The real question is "Does that happen?". Most pellet skirt length and inner skirt recess geometry will not let that happen even with a stock length probe. I say most because I have not seen them all. I am certain there are some specialty pellets or homemade cast pellets or even round balls that may present a problem. So the best answer is: Maybe, but very infrequently if at all.
The only other way I can see this very rarely happening is if someone has a relatively loose fitting pellet chambered, then has the gun pointed up and possibly a bump + gravity lets the previously cleared skirt drop down to lay partially in the port area. So this would be a very rare occurrence (if at all).

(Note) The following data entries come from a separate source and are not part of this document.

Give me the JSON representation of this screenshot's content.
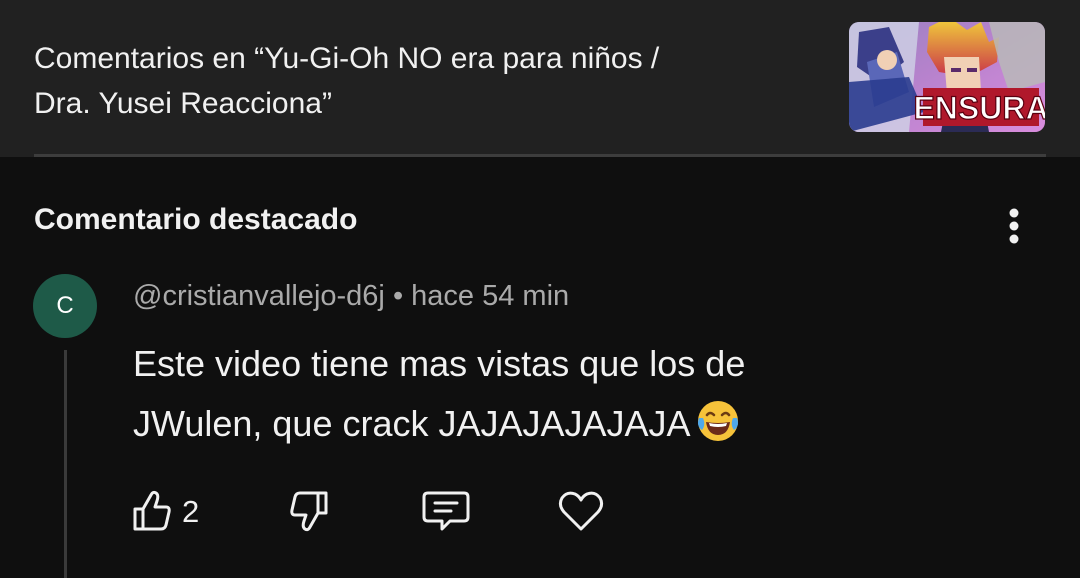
{
  "header": {
    "title_line1": "Comentarios en “Yu-Gi-Oh NO era para niños /",
    "title_line2": "Dra. Yusei Reacciona”",
    "thumbnail_text": "ENSURA"
  },
  "section": {
    "title": "Comentario destacado"
  },
  "comment": {
    "avatar_letter": "C",
    "author": "@cristianvallejo-d6j",
    "separator": "•",
    "time": "hace 54 min",
    "text_line1": "Este video tiene mas vistas que los de",
    "text_line2": "JWulen, que crack JAJAJAJAJAJA",
    "emoji": "laughing-tears-emoji",
    "like_count": "2",
    "avatar_color": "#1e5a48"
  },
  "colors": {
    "background": "#0f0f0f",
    "header_bg": "#212121",
    "primary_text": "#f1f1f1",
    "secondary_text": "#aaaaaa"
  }
}
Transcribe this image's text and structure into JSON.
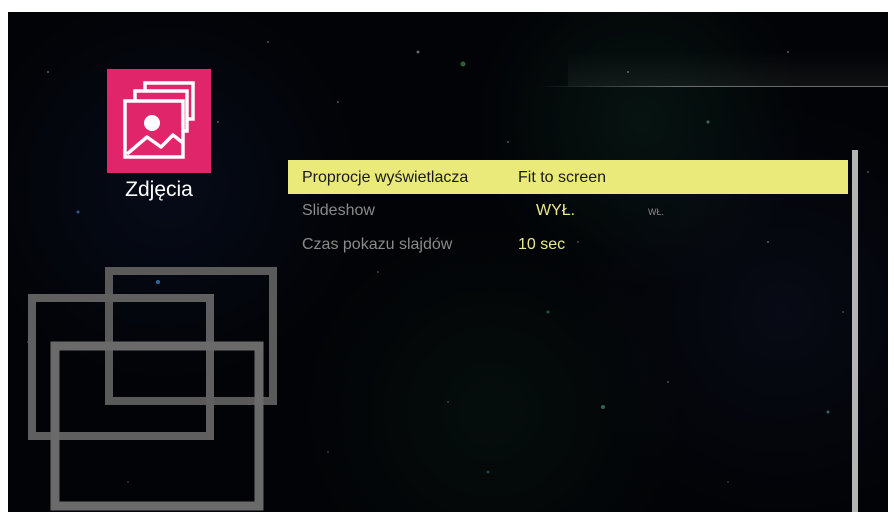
{
  "app": {
    "title": "Zdjęcia",
    "icon": "photos-icon",
    "tile_color": "#e0256a"
  },
  "settings": [
    {
      "label": "Proprocje wyświetlacza",
      "value": "Fit to screen",
      "alt": "",
      "selected": true
    },
    {
      "label": "Slideshow",
      "value": "WYŁ.",
      "alt": "WŁ.",
      "selected": false
    },
    {
      "label": "Czas pokazu slajdów",
      "value": "10 sec",
      "alt": "",
      "selected": false
    }
  ],
  "colors": {
    "highlight": "#e9ea7a",
    "value_text": "#eaea8a",
    "label_text": "#8a8a8a",
    "background": "#020306"
  }
}
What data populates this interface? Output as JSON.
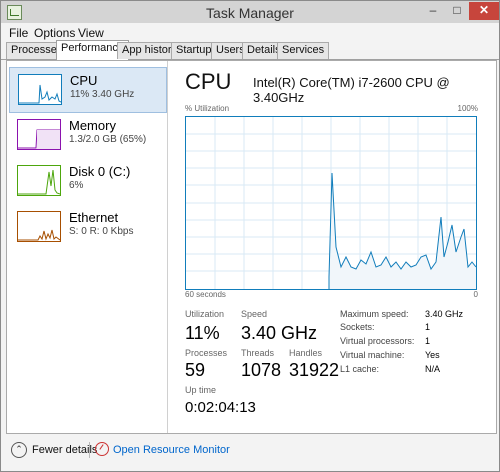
{
  "window": {
    "title": "Task Manager",
    "minimize": "–",
    "maximize": "□",
    "close": "✕"
  },
  "menu": [
    "File",
    "Options",
    "View"
  ],
  "tabs": [
    "Processes",
    "Performance",
    "App history",
    "Startup",
    "Users",
    "Details",
    "Services"
  ],
  "active_tab": "Performance",
  "resources": [
    {
      "name": "CPU",
      "detail": "11% 3.40 GHz",
      "color": "#117dbb"
    },
    {
      "name": "Memory",
      "detail": "1.3/2.0 GB (65%)",
      "color": "#8b12ae"
    },
    {
      "name": "Disk 0 (C:)",
      "detail": "6%",
      "color": "#4da60c"
    },
    {
      "name": "Ethernet",
      "detail": "S: 0 R: 0 Kbps",
      "color": "#a74f01"
    }
  ],
  "cpu": {
    "title": "CPU",
    "model": "Intel(R) Core(TM) i7-2600 CPU @ 3.40GHz",
    "util_label": "% Utilization",
    "max_pct": "100%",
    "seconds": "60 seconds",
    "zero": "0",
    "stats": {
      "utilization_label": "Utilization",
      "utilization": "11%",
      "speed_label": "Speed",
      "speed": "3.40 GHz",
      "processes_label": "Processes",
      "processes": "59",
      "threads_label": "Threads",
      "threads": "1078",
      "handles_label": "Handles",
      "handles": "31922",
      "uptime_label": "Up time",
      "uptime": "0:02:04:13"
    },
    "details": [
      {
        "label": "Maximum speed:",
        "value": "3.40 GHz"
      },
      {
        "label": "Sockets:",
        "value": "1"
      },
      {
        "label": "Virtual processors:",
        "value": "1"
      },
      {
        "label": "Virtual machine:",
        "value": "Yes"
      },
      {
        "label": "L1 cache:",
        "value": "N/A"
      }
    ]
  },
  "footer": {
    "fewer_details": "Fewer details",
    "open_resmon": "Open Resource Monitor"
  }
}
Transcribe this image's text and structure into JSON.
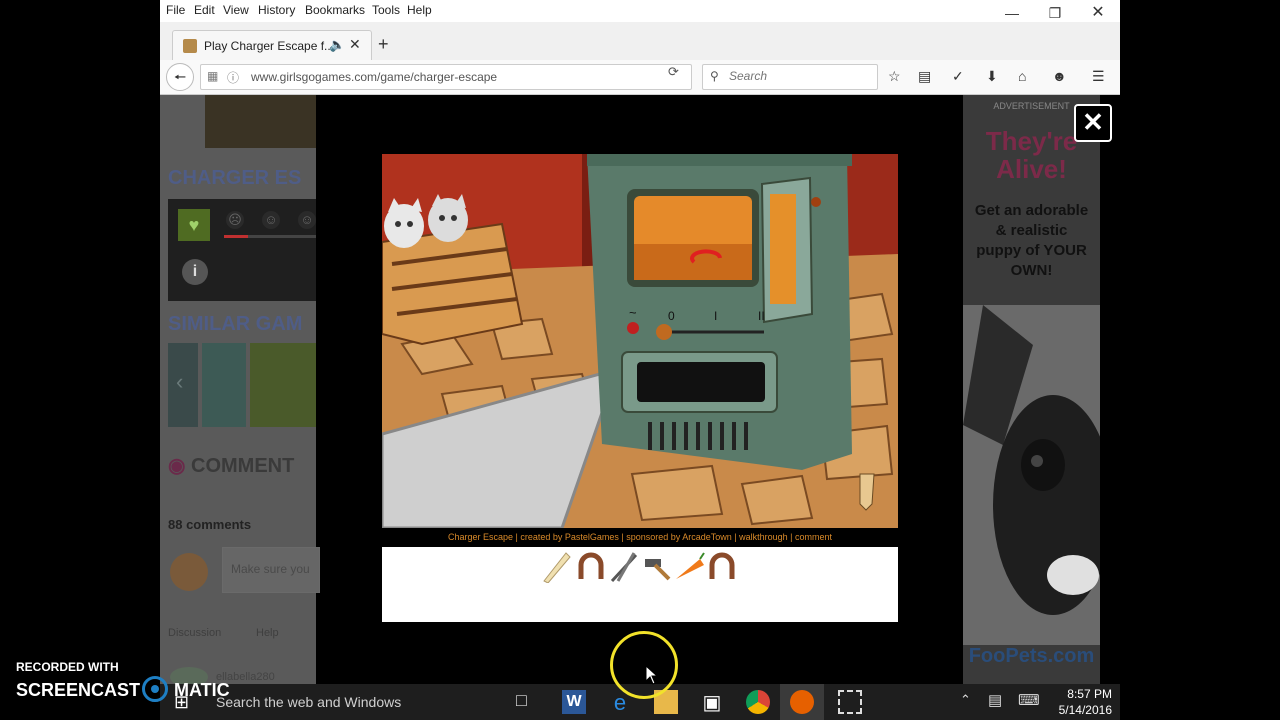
{
  "browser": {
    "menu": [
      "File",
      "Edit",
      "View",
      "History",
      "Bookmarks",
      "Tools",
      "Help"
    ],
    "tab_title": "Play Charger Escape f...",
    "url": "www.girlsgogames.com/game/charger-escape",
    "search_placeholder": "Search"
  },
  "page": {
    "title": "CHARGER ES",
    "similar_title": "SIMILAR GAM",
    "comments_title": "COMMENT",
    "comment_count": "88 comments",
    "comment_placeholder": "Make sure you",
    "discussion_tab": "Discussion",
    "help_tab": "Help",
    "commenter": "ellabella280"
  },
  "game": {
    "credits": "Charger Escape | created by PastelGames | sponsored by ArcadeTown | walkthrough | comment",
    "dial_labels": [
      "~",
      "0",
      "I",
      "II"
    ],
    "inventory": [
      "plank",
      "horseshoe",
      "pliers",
      "hammer",
      "carrot",
      "horseshoe"
    ]
  },
  "ad": {
    "label": "ADVERTISEMENT",
    "headline_1": "They're",
    "headline_2": "Alive!",
    "body": "Get an adorable & realistic puppy of YOUR OWN!",
    "brand": "FooPets.com"
  },
  "taskbar": {
    "search_text": "Search the web and Windows",
    "time": "8:57 PM",
    "date": "5/14/2016"
  },
  "watermark": {
    "line1": "RECORDED WITH",
    "line2a": "SCREENCAST",
    "line2b": "MATIC"
  },
  "colors": {
    "accent_title": "#4f5d87",
    "ad_headline": "#7c2a49",
    "firefox_orange": "#e66000"
  }
}
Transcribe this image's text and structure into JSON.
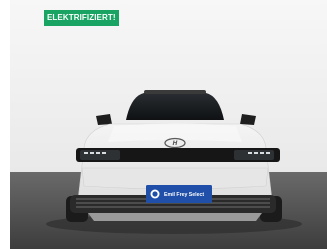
{
  "badge": {
    "label": "ELEKTRIFIZIERT!",
    "color": "#19a463"
  },
  "license_plate": {
    "text": "Emil Frey Select",
    "color": "#1f4fa8"
  },
  "photo": {
    "subject": "car-front-view",
    "car_color": "#ededed",
    "floor_color": "#525252"
  }
}
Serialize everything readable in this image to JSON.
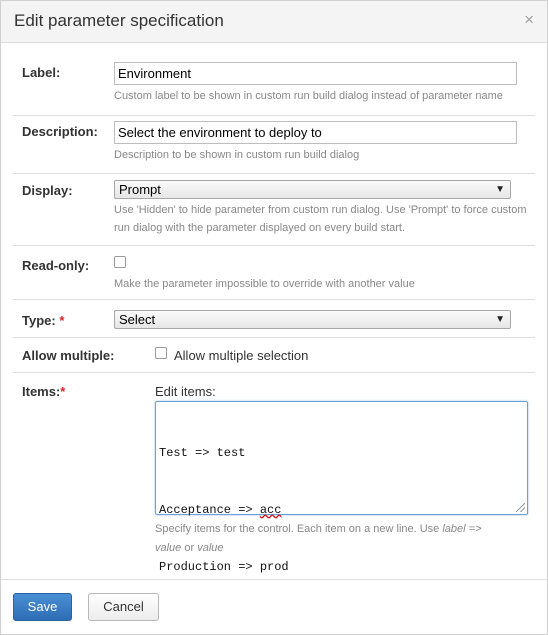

The only shooters that I can see actually NEEDING this feature would be serious competitive target and silhouette shooters that require consecutive shots to be as identical as possible. There may also be some OCD folks that can't sleep at night imagining that this is a problem, so they should get an extended probe just so they can get some rest!
Do they add fps? I have never scene proof that they add any velocity.
Bottom line: It is not a bad thing at all. It is not a required thing. It is possibly a preventive thing for a very infrequent occurance.
The aftermarket probes we make are extended just because we may as well add that feature to the ones we make while we are making them. Why not? I cannot think of any scenario where the feature is undesirable or does harm... and the added cost is negligible.